Work request: Take the data that follows and return it exactly.

[Exercise materials — start]

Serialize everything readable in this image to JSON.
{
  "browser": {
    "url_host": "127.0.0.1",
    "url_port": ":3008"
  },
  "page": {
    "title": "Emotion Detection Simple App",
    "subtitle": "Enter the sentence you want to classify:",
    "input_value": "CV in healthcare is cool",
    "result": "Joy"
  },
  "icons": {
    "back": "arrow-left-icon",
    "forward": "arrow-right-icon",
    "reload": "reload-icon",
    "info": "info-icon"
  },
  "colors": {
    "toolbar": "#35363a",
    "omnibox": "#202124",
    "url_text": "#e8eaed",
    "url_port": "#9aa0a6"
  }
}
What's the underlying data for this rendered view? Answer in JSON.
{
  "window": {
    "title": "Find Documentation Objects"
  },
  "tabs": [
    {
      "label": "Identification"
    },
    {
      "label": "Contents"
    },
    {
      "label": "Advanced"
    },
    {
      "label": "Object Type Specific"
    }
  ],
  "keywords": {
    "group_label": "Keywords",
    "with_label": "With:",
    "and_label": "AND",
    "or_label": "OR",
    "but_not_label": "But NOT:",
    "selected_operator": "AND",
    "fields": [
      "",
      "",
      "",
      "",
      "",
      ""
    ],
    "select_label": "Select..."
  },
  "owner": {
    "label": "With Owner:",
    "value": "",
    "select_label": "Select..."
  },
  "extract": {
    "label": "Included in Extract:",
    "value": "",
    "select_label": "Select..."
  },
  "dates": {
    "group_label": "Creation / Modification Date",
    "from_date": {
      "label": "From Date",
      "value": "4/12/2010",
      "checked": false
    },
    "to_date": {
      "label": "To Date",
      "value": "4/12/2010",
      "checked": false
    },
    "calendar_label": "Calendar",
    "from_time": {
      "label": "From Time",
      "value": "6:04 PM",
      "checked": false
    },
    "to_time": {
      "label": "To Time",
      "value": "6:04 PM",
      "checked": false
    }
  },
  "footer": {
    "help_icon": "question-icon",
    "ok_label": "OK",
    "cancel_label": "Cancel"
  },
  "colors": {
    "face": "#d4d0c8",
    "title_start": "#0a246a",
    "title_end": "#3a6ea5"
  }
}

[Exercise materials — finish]

Task result:
Serialize everything readable in this image to JSON.
{
  "browser": {
    "url_host": "127.0.0.1",
    "url_port": ":3008"
  },
  "page": {
    "title": "Emotion Detection Simple App",
    "subtitle": "Enter the sentence you want to classify:",
    "input_value": "CV in healthcare is cool",
    "result": "Joy"
  },
  "icons": {
    "back": "arrow-left-icon",
    "forward": "arrow-right-icon",
    "reload": "reload-icon",
    "info": "info-icon"
  },
  "colors": {
    "toolbar": "#35363a",
    "omnibox": "#202124",
    "url_text": "#e8eaed",
    "url_port": "#9aa0a6"
  }
}
What's the underlying data for this rendered view? Answer in JSON.
{
  "window": {
    "title": "Find Documentation Objects"
  },
  "tabs": [
    {
      "label": "Identification"
    },
    {
      "label": "Contents"
    },
    {
      "label": "Advanced"
    },
    {
      "label": "Object Type Specific"
    }
  ],
  "keywords": {
    "group_label": "Keywords",
    "with_label": "With:",
    "and_label": "AND",
    "or_label": "OR",
    "but_not_label": "But NOT:",
    "selected_operator": "AND",
    "fields": [
      "",
      "",
      "",
      "",
      "",
      ""
    ],
    "select_label": "Select..."
  },
  "owner": {
    "label": "With Owner:",
    "value": "",
    "select_label": "Select..."
  },
  "extract": {
    "label": "Included in Extract:",
    "value": "",
    "select_label": "Select..."
  },
  "dates": {
    "group_label": "Creation / Modification Date",
    "from_date": {
      "label": "From Date",
      "value": "4/12/2010",
      "checked": false
    },
    "to_date": {
      "label": "To Date",
      "value": "4/12/2010",
      "checked": false
    },
    "calendar_label": "Calendar",
    "from_time": {
      "label": "From Time",
      "value": "6:04 PM",
      "checked": false
    },
    "to_time": {
      "label": "To Time",
      "value": "6:04 PM",
      "checked": false
    }
  },
  "footer": {
    "help_icon": "question-icon",
    "ok_label": "OK",
    "cancel_label": "Cancel"
  },
  "colors": {
    "face": "#d4d0c8",
    "title_start": "#0a246a",
    "title_end": "#3a6ea5"
  }
}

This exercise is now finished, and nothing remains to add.